A few more things to remember: If a fire starts in the oven, switch off the heat and keep the door closed. Before you go to bed, double check that all ovens, stoves, and appliances have been switched off.

Prevent Electrical Fires

Keep appliances far away from wet areas, especially in the bathroom, kitchen, and basement. Immediately fix any light or appliance that sparks or sputters.

Examine your extension cords regularly for signs of wear. Make sure you buy only laboratory-tested extension cords with built-in circuit breakers.

Maintain outlets. Be vigilant about checking your outlets to make sure they work properly.

A light switch that is hot to the touch can mean a serious problem. An electrician should check it.

If you have a space heater, always keep three feet clear around it. Buy space heaters that automatically shut off power in case the heater falls over. Turn off heaters when you leave the room or go to sleep. Keep kids away from heaters.

Prevent Bedroom Fires

Keep bedroom doors closed at night. A door provides some barrier from the smoke and fire. Never open doors that are hot.

Replace any mattresses made before 2007. Mattresses manufactured on or after July 1, 2007 must meeet the U.S. Consumer Product Safety Commission's (CPSC) flammability standard which is designed to reduce the severity of mattress fires. "That will give consumers valuable time to escape their homes if there's a fire and it will save lives," said CPSC Acting Chairman Nancy Nord. The CPSC estimates that, once fully effective, the new standard will prevent as many as 270 deaths and 1,330 injuries every year. When shopping for a new mattress or mattress set, look for a label on the mattress that says it meets the federal flammability requirement and make sure it says whether the mattress is intended to be sold alone or with a box spring.

And remember: Don't smoke in bed. Don’t use curling irons or hotplates in the bedroom. Don't run electrical cords under your bed.

Protect Your Country Home

Make sure fire trucks can get to your house. Create a driveway at least 12 feet wide with space to turn around. Make sure your home address is easy to read from the road.

Never use a blowtorch or other flame to thaw frozen pipes. Use only hot water or a hair dryer.

Don't burn waste in your yard. Call your local fire department on their non-emergency number for fire permit requirements and restricted burning times.

Have an Escape Plan in Place for Tall Buildings

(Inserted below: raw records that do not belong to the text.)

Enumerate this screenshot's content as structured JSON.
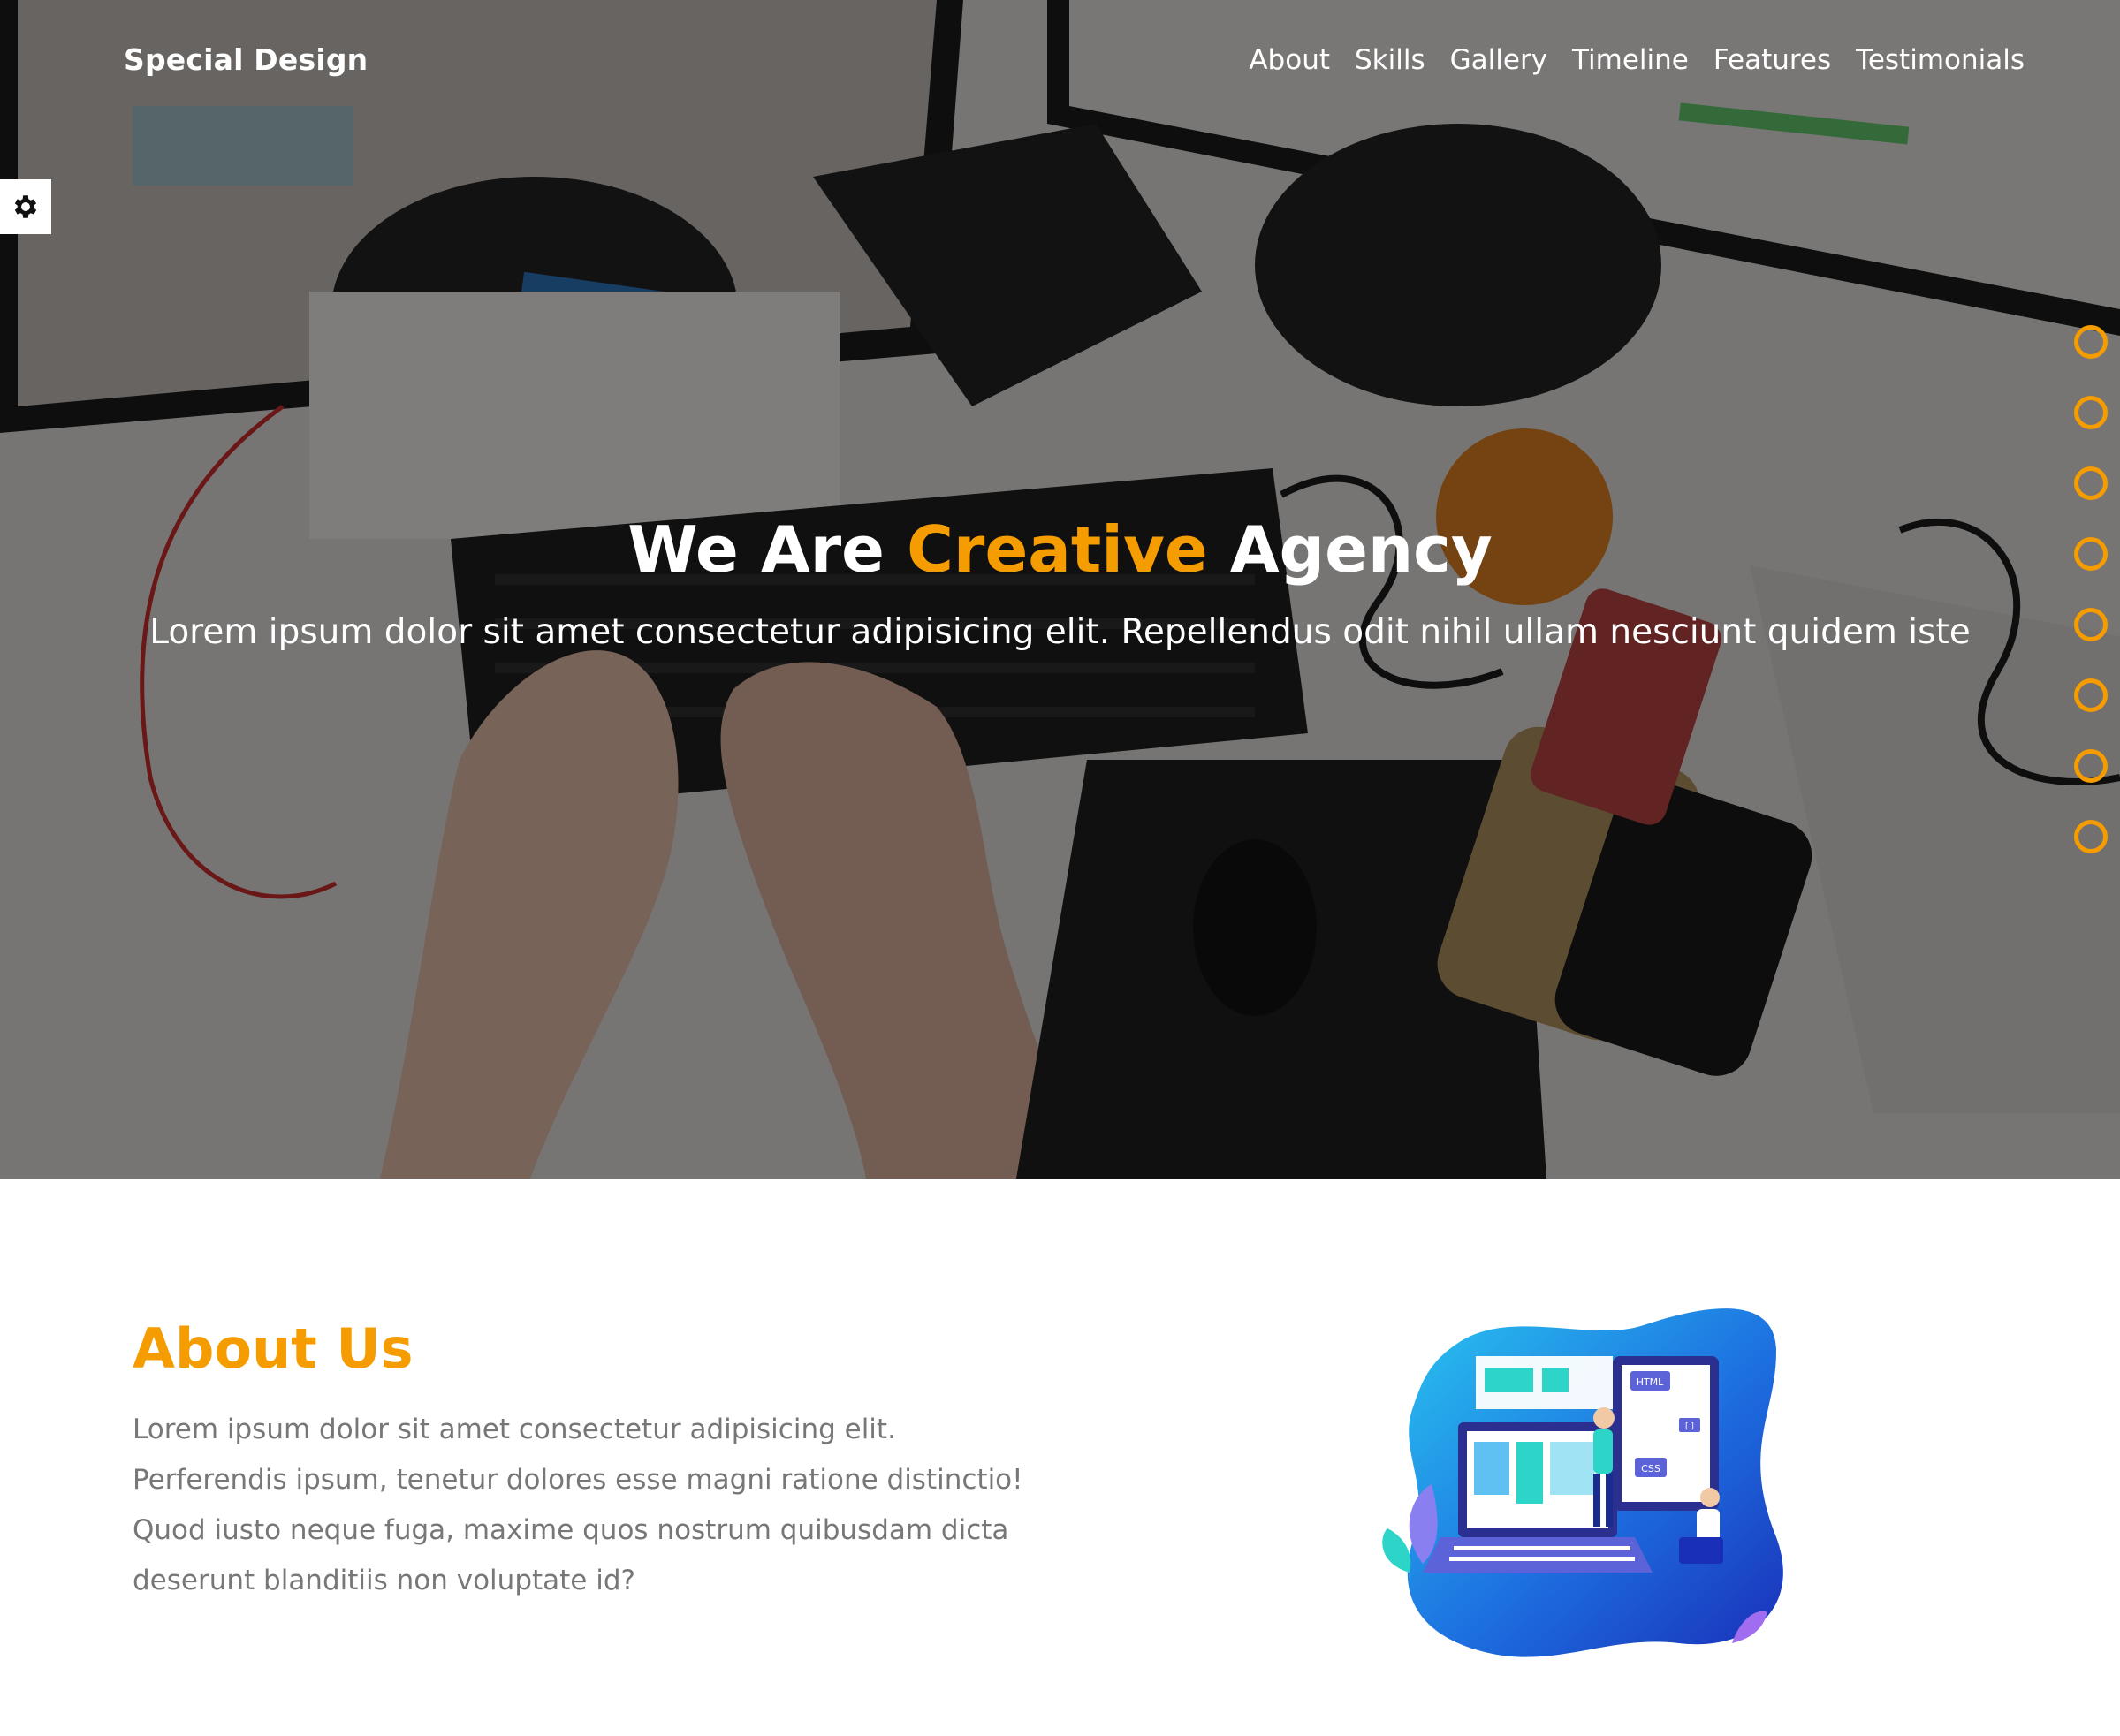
{
  "header": {
    "logo": "Special Design",
    "nav": [
      "About",
      "Skills",
      "Gallery",
      "Timeline",
      "Features",
      "Testimonials"
    ]
  },
  "settings": {
    "icon": "gear-icon"
  },
  "bullets": {
    "count": 8,
    "color": "#f59c00"
  },
  "hero": {
    "title_before": "We Are",
    "title_accent": "Creative",
    "title_after": "Agency",
    "subtitle": "Lorem ipsum dolor sit amet consectetur adipisicing elit. Repellendus odit nihil ullam nesciunt quidem iste"
  },
  "about": {
    "title": "About Us",
    "text": "Lorem ipsum dolor sit amet consectetur adipisicing elit. Perferendis ipsum, tenetur dolores esse magni ratione distinctio! Quod iusto neque fuga, maxime quos nostrum quibusdam dicta deserunt blanditiis non voluptate id?",
    "illustration_labels": [
      "HTML",
      "CSS",
      "[ ]"
    ]
  },
  "colors": {
    "accent": "#f59c00",
    "overlay": "rgba(0,0,0,0.45)",
    "about_text": "#777777"
  }
}
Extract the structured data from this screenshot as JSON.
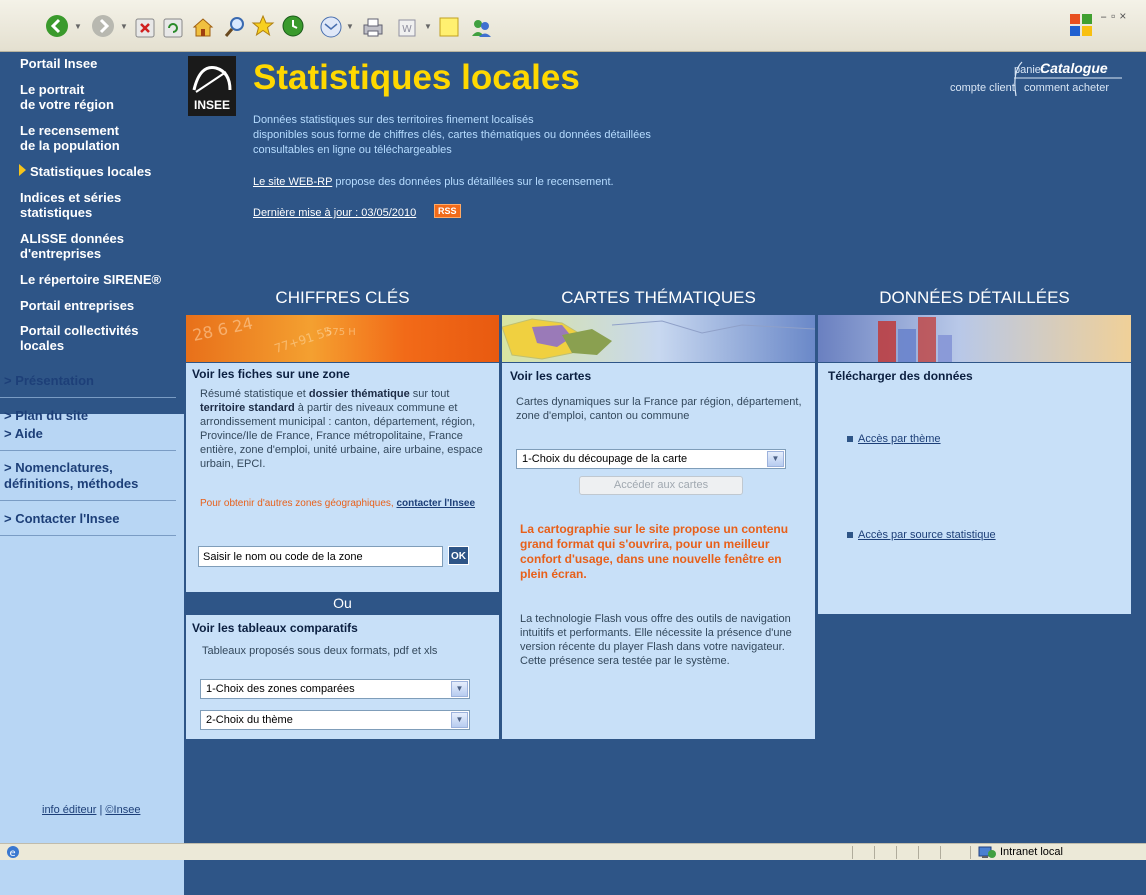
{
  "sidebar": {
    "nav_items": [
      {
        "label": "Portail Insee"
      },
      {
        "label": "Le portrait\nde votre région"
      },
      {
        "label": "Le recensement\nde la population"
      },
      {
        "label": "Statistiques locales"
      },
      {
        "label": "Indices et séries\nstatistiques"
      },
      {
        "label": "ALISSE données\nd'entreprises"
      },
      {
        "label": "Le répertoire SIRENE®"
      },
      {
        "label": "Portail entreprises"
      },
      {
        "label": "Portail collectivités\nlocales"
      }
    ],
    "secondary": {
      "presentation": "> Présentation",
      "plan": "> Plan du site",
      "aide": "> Aide",
      "nomenclatures": "> Nomenclatures,\ndéfinitions, méthodes",
      "contact": "> Contacter l'Insee"
    },
    "footer_info": "info éditeur",
    "footer_sep": "|",
    "footer_insee": "©Insee"
  },
  "header": {
    "logo_text": "INSEE",
    "title": "Statistiques locales",
    "description": "Données statistiques sur des territoires finement localisés\ndisponibles sous forme de chiffres clés, cartes thématiques ou données détaillées\nconsultables en ligne ou téléchargeables",
    "webrp_link": "Le site WEB-RP",
    "webrp_text": " propose des données plus détaillées sur le recensement.",
    "update": "Dernière mise à jour : 03/05/2010",
    "rss": "RSS",
    "panier": "panier",
    "catalogue": "Catalogue",
    "compte_client": "compte client",
    "comment_acheter": "comment acheter"
  },
  "columns": {
    "chiffres": "CHIFFRES CLÉS",
    "cartes": "CARTES THÉMATIQUES",
    "donnees": "DONNÉES DÉTAILLÉES"
  },
  "chiffres_panel": {
    "title": "Voir les fiches sur une zone",
    "text_a": "Résumé statistique et ",
    "text_b": "dossier thématique",
    "text_c": " sur tout ",
    "text_d": "territoire standard",
    "text_e": " à partir des niveaux commune et arrondissement municipal : canton, département, région, Province/Ile de France, France métropolitaine, France entière, zone d'emploi, unité urbaine, aire urbaine, espace urbain, EPCI.",
    "other_zones": "Pour obtenir d'autres zones géographiques, ",
    "contact_link": "contacter l'Insee",
    "search_value": "Saisir le nom ou code de la zone",
    "ok": "OK",
    "ou": "Ou",
    "tableaux_title": "Voir les tableaux comparatifs",
    "tableaux_text": "Tableaux proposés sous deux formats, pdf et xls",
    "select1": "1-Choix des zones comparées",
    "select2": "2-Choix du thème"
  },
  "cartes_panel": {
    "title": "Voir les cartes",
    "text": "Cartes dynamiques sur la France par région, département, zone d'emploi, canton ou commune",
    "select": "1-Choix du découpage de la carte",
    "button": "Accéder aux cartes",
    "orange_text": "La cartographie sur le site propose un contenu grand format qui s'ouvrira, pour un meilleur confort d'usage, dans une nouvelle fenêtre en plein écran.",
    "flash_text": "La technologie Flash vous offre des outils de navigation intuitifs et performants. Elle nécessite la présence d'une version récente du player Flash dans votre navigateur. Cette présence sera testée par le système."
  },
  "donnees_panel": {
    "title": "Télécharger des données",
    "link1": "Accès par thème",
    "link2": "Accès par source statistique"
  },
  "status": {
    "zone": "Intranet local"
  },
  "colors": {
    "background": "#2e5587",
    "title": "#ffd800",
    "orange": "#e8601a",
    "panel": "#c8e0f8"
  }
}
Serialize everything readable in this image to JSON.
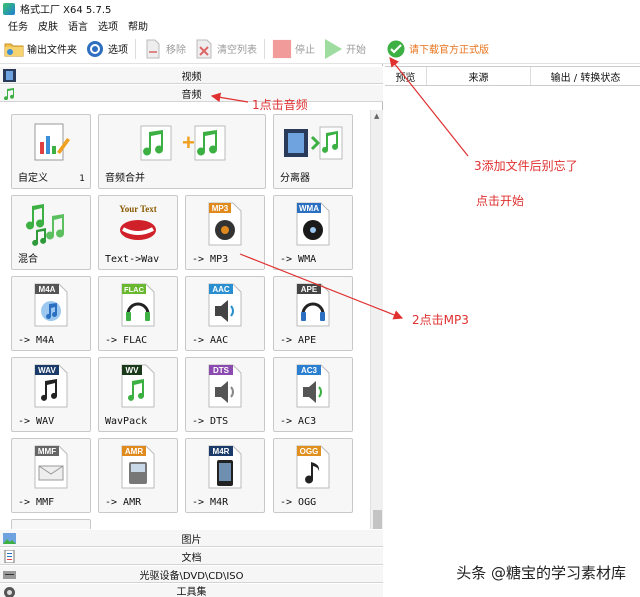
{
  "window": {
    "title": "格式工厂 X64 5.7.5"
  },
  "menu": [
    "任务",
    "皮肤",
    "语言",
    "选项",
    "帮助"
  ],
  "toolbar": {
    "output_folder": "输出文件夹",
    "options": "选项",
    "remove": "移除",
    "clear_list": "清空列表",
    "stop": "停止",
    "start": "开始",
    "download": "请下载官方正式版"
  },
  "categories": {
    "video": "视频",
    "audio": "音频",
    "picture": "图片",
    "document": "文档",
    "disc": "光驱设备\\DVD\\CD\\ISO",
    "toolbox": "工具集"
  },
  "tiles": {
    "custom": {
      "label": "自定义",
      "count": "1"
    },
    "audio_merge": {
      "label": "音频合并"
    },
    "separator": {
      "label": "分离器"
    },
    "mix": {
      "label": "混合"
    },
    "text_wav": {
      "label": "Text->Wav",
      "badge": "Your Text"
    },
    "mp3": {
      "label": "-> MP3",
      "badge": "MP3"
    },
    "wma": {
      "label": "-> WMA",
      "badge": "WMA"
    },
    "m4a": {
      "label": "-> M4A",
      "badge": "M4A"
    },
    "flac": {
      "label": "-> FLAC",
      "badge": "FLAC"
    },
    "aac": {
      "label": "-> AAC",
      "badge": "AAC"
    },
    "ape": {
      "label": "-> APE",
      "badge": "APE"
    },
    "wav": {
      "label": "-> WAV",
      "badge": "WAV"
    },
    "wavpack": {
      "label": "WavPack",
      "badge": "WV"
    },
    "dts": {
      "label": "-> DTS",
      "badge": "DTS"
    },
    "ac3": {
      "label": "-> AC3",
      "badge": "AC3"
    },
    "mmf": {
      "label": "-> MMF",
      "badge": "MMF"
    },
    "amr": {
      "label": "-> AMR",
      "badge": "AMR"
    },
    "m4r": {
      "label": "-> M4R",
      "badge": "M4R"
    },
    "ogg": {
      "label": "-> OGG",
      "badge": "OGG"
    }
  },
  "task_list": {
    "col_preview": "预览",
    "col_source": "来源",
    "col_output": "输出 / 转换状态"
  },
  "annotations": {
    "step1": "1点击音频",
    "step2": "2点击MP3",
    "step3": "3添加文件后别忘了",
    "step3b": "点击开始"
  },
  "watermark": "头条 @糖宝的学习素材库",
  "colors": {
    "accent_red": "#e03030",
    "download_orange": "#e8731c",
    "music_green": "#3cb043"
  }
}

If you live on a top floor, you'll need to map two ways out. If the door is blocked by fire or heat, you should go to the window. In an urban area, you will likely have a fire escape. If one is not available, keep a portable escape ladder that can hook over the windowsill near the window or in the room.

Try to get below the fire or stay where you are. Most high-rise buildings are constructed to keep the fire in one apartment or area. One of the worst things to do is to go to the roof. First, in many buildings, the doors to the roof are locked and cannot be opened without a key. Second, heat rises and the stairwell acts like a chimney, providing a pathway for the heat and smoke. Third, unlike on television, there is no helicopter coming to save you. If you get to the roof and it is out of the reach of a fire department ladder or an attached building, you will have to go back down the stairs you just went up.

Protect Your Home During the Holidays

Keep your Christmas tree far from heating sources. Don’t put trees anywhere near furnaces, fireplaces, or vents. Heat will dry out your tree and make it more likely to catch fire. Also, do not burn Christmas tree branches or needles in your fireplace or wood stove. Immediately remove your Christmas tree from your home as soon as it becomes dry. Take it to a recycling center or have it collected by a community service.

Check all lights. Examine holiday lights for worn-out wires that are bare, coming apart, have many bends or twists, have gaps in the insulation, or have cracked sockets. Carmody once worked a fire that was caused by a short on a set of lights on a Christmas tree. “The tree was on the first floor near the stairs and trapped the family on the second floor,” he said. Five people died.

Don't overload your outlets and extension cords. Connect lights to an extension cord before plugging the cord into the outlet.

Never go to sleep or leave home with candles burning.